Forest destoryed by pine beetles

Microbial Activities in Soil

Increased levels of atmospheric carbon dioxide will greatly reduce soil’s ability to be a carbon sink, which naturally sequesters carbon dioxide. Normally, soil stores greenhouse gases while microbial processes gradually release the stored gases back into the atmosphere. The current concentration of atmospheric CO2 (386 ppm) is approximately 80 ppm above that of any paleo climate record for the past 650,000 years. These microscopic organisms are not evolved to handle this level of CO2. As carbon dioxide levels continue to rise, increased temperatures will result in increased soil carbon release, making it carbon-positive by 2050. The soil’s microbial processes would release approximately 10 petagrams (1015 grams) of CO2 per year back into the atmosphere (“Elevated”, 2009). As carbon dioxide levels and global temperatures begin to rise, the biosphere, not known for the fastest reaction to rapid changes, begins to reject excess CO2. (Example: any mass extinction and subsequent slow diversification of species into ecological niches)

Arctic Life
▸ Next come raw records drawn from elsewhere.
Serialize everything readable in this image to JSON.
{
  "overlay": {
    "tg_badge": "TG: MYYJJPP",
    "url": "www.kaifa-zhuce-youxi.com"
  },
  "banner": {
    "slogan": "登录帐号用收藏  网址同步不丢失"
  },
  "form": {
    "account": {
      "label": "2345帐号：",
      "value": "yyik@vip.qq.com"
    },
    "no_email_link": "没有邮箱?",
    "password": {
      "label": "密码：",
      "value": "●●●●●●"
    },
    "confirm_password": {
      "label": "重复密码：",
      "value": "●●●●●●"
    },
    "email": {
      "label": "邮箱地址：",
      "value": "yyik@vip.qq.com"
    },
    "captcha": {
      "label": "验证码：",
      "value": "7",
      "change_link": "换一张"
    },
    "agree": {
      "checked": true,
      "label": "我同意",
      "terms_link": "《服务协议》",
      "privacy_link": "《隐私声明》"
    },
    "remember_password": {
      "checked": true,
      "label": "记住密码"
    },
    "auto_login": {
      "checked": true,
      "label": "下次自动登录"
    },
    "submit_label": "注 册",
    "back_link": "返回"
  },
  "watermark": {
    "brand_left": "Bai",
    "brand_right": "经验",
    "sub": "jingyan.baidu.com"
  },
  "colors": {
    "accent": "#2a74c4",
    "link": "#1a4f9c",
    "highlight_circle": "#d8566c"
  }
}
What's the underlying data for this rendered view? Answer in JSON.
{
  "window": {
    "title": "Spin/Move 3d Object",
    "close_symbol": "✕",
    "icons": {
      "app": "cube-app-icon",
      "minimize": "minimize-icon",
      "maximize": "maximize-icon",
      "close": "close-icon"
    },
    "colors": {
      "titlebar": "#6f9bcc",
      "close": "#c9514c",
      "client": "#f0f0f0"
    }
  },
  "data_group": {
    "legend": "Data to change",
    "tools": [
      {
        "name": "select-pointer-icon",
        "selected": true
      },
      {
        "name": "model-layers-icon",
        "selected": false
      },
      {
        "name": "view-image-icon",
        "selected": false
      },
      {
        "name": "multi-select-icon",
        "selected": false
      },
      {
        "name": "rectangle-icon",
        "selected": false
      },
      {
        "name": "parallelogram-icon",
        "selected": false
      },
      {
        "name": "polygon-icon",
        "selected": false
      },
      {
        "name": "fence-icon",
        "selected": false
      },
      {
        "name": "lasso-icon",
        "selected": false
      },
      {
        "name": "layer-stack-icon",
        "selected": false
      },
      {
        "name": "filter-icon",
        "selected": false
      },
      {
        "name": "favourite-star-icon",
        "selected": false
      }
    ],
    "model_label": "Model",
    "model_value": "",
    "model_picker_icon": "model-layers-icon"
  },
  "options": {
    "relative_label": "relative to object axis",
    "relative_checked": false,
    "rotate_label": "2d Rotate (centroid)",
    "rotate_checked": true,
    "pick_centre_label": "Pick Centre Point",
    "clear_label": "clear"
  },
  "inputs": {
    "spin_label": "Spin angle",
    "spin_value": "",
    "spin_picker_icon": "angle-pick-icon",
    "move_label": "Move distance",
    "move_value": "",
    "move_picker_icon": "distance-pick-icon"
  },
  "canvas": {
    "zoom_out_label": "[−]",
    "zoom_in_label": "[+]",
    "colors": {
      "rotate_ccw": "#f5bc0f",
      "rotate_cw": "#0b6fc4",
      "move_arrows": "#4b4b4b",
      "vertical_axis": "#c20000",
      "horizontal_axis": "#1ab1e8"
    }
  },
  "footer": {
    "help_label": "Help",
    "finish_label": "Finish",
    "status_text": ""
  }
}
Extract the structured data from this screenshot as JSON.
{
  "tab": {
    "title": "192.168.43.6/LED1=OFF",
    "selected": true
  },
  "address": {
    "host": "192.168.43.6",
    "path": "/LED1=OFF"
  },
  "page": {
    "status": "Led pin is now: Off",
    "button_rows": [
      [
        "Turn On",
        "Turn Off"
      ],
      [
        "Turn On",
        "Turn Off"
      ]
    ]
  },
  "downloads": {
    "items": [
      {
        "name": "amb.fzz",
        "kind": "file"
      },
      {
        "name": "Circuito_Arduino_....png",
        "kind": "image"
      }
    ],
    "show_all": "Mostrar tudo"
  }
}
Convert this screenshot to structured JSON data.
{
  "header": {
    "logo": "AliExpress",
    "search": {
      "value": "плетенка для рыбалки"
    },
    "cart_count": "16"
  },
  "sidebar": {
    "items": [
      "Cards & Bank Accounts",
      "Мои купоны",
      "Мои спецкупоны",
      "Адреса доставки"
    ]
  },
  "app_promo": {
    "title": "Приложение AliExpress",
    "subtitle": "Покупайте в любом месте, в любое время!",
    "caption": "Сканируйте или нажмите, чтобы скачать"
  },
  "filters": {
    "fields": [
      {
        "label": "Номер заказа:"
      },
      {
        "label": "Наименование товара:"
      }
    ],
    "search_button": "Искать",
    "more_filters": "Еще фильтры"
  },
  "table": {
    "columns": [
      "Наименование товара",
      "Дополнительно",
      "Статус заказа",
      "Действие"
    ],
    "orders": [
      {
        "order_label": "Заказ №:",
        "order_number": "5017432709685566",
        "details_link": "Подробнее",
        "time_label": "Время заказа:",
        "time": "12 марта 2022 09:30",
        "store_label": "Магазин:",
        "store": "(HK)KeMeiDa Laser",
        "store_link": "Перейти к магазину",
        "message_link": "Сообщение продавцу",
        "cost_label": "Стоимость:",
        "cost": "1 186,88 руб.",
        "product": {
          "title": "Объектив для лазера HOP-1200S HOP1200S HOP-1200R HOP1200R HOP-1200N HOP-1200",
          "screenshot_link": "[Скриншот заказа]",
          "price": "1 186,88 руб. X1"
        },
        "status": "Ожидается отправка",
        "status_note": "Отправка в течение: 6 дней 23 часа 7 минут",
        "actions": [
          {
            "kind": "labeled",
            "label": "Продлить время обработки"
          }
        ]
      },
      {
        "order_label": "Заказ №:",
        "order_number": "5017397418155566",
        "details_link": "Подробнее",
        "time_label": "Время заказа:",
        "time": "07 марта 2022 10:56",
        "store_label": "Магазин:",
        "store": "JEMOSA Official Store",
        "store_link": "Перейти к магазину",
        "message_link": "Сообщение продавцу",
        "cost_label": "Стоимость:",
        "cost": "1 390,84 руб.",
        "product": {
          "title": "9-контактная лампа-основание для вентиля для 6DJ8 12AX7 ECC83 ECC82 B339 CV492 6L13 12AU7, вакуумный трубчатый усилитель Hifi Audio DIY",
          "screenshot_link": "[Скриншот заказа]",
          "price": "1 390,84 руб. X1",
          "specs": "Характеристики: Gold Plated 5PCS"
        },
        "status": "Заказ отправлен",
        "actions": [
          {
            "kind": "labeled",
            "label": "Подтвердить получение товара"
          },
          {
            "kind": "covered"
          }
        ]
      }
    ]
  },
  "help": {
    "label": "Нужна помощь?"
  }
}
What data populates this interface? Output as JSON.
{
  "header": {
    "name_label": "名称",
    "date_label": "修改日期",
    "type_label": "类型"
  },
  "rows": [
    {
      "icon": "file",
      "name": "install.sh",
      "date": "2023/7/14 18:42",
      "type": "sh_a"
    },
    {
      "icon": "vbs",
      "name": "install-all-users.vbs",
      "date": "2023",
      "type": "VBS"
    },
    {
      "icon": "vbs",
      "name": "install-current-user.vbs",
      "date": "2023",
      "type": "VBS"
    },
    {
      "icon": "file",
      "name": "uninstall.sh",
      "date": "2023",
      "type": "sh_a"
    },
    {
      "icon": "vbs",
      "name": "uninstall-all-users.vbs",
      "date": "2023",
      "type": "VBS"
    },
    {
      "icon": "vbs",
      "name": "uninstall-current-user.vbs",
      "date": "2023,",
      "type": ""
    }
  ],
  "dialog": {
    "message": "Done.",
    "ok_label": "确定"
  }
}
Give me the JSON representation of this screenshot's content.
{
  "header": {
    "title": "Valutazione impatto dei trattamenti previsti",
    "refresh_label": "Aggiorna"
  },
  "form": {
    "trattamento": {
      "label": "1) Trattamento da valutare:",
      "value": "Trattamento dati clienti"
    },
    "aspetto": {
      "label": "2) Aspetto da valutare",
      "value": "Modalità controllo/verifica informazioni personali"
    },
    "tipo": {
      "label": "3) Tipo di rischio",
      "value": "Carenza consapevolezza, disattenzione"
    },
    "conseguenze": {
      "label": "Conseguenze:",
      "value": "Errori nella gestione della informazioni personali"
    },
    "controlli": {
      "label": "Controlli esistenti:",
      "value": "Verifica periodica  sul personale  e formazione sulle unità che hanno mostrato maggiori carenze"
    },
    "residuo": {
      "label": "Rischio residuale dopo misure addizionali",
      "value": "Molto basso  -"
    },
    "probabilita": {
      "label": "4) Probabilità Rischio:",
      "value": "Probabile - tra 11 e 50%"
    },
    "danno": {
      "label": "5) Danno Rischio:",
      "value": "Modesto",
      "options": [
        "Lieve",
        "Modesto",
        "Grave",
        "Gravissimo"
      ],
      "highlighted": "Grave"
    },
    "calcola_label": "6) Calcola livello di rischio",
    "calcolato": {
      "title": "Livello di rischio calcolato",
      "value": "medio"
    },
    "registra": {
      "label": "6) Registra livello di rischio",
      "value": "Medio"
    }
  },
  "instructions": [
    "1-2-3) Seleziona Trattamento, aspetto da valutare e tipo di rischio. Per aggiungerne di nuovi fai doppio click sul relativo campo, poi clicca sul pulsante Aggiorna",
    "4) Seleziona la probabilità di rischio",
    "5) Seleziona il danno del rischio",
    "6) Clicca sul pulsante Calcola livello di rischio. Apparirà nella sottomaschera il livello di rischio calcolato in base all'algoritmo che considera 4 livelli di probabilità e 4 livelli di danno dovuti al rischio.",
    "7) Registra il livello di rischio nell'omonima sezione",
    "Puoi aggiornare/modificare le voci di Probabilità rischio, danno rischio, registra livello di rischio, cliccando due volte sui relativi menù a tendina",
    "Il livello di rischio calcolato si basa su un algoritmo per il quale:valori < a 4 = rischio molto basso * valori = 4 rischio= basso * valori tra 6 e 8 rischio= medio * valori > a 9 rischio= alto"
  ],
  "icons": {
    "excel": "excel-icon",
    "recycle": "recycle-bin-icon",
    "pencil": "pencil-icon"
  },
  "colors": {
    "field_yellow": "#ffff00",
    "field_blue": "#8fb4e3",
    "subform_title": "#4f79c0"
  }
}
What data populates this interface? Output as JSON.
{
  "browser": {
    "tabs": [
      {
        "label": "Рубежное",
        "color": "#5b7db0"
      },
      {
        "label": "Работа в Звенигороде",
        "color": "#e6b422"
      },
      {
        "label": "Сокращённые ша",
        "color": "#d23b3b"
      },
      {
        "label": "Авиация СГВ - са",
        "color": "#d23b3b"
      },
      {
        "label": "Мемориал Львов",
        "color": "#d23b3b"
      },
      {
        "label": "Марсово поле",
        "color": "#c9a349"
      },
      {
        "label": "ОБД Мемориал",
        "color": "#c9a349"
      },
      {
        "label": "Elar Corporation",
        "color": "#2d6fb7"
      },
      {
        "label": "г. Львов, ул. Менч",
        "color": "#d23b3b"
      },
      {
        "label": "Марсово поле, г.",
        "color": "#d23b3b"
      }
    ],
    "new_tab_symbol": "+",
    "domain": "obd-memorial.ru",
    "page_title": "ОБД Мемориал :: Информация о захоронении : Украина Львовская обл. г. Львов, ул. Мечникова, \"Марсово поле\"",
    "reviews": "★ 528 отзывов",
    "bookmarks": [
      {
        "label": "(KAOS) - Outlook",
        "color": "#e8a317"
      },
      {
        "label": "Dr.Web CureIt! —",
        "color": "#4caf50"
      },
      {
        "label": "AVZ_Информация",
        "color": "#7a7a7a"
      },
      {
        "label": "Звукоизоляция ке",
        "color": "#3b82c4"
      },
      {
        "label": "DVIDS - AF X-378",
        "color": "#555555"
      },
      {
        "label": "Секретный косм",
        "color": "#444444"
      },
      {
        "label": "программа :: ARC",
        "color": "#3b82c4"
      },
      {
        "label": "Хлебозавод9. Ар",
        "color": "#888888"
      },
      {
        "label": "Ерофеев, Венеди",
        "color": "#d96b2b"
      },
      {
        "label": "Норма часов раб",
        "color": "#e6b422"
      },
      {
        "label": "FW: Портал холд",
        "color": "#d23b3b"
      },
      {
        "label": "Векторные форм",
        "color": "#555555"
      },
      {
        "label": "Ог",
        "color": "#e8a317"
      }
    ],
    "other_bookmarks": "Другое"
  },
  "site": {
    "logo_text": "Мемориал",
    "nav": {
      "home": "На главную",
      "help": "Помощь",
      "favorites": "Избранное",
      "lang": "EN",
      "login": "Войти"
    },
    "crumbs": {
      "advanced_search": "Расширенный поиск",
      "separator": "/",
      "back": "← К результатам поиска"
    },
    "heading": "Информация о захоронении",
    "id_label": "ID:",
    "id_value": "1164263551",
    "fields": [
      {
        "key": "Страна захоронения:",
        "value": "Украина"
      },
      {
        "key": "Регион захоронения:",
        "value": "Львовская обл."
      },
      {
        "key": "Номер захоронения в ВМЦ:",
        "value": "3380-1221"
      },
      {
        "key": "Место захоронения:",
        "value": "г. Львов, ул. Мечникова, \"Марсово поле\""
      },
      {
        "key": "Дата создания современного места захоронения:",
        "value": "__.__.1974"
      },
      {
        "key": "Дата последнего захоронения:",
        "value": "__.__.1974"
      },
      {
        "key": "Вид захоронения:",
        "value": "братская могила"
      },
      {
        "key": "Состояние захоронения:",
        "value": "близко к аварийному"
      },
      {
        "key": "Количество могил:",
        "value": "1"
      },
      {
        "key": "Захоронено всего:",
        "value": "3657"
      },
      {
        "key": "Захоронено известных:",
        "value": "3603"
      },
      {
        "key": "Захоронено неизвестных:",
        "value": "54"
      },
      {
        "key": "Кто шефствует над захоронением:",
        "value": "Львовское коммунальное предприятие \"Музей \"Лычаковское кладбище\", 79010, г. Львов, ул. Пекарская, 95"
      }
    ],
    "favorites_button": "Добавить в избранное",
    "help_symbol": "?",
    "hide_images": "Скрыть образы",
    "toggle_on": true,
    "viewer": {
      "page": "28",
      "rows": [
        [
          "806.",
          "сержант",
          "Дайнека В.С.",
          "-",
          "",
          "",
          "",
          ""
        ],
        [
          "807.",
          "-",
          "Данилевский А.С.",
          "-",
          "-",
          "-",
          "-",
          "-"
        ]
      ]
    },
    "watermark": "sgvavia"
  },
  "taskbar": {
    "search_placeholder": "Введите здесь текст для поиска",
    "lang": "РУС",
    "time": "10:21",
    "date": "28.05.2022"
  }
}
On the Alaskan North Slope, the presence of climate change is incontrovertible. Already, residents’ lives have changed drastically. In an interview with subsistence hunters and fishers, Jerry McBeath and Carl Shepro uncovered the magnitude of these changes. With the retreat of sea ice, the mid-August whaling season becomes much more dangerous; ice that was close to shore in the 1970’s now lies more than 300 miles away, increasing wave choppiness and wind intensity to levels that can easily capsize working boats. Algae in the now-warmer water gets caught in fishing nets, sometimes ruining the day’s catch or destroying equipment. Increased erosion dumps sediments into rivers and creeks, making them shallower and less habitable for native fish, harming the livelihood of natives who depend on these fish (McBeath 2007). Problems will only continue to increase as global climate change worsens, threatening the job security and livelihoods of many thousands of people.


The negative effects described above illustrate only a small portion of the possible isues; they give a glimpse into certain regions and populations that have already seen their worlds change.  As the earth continues to warm, most populations throughout the world will be forced to notice and take action.  When climate change threatens the health and everyday life of each citizen of the world, we must commit to combat it in the most efficient and effective way possible.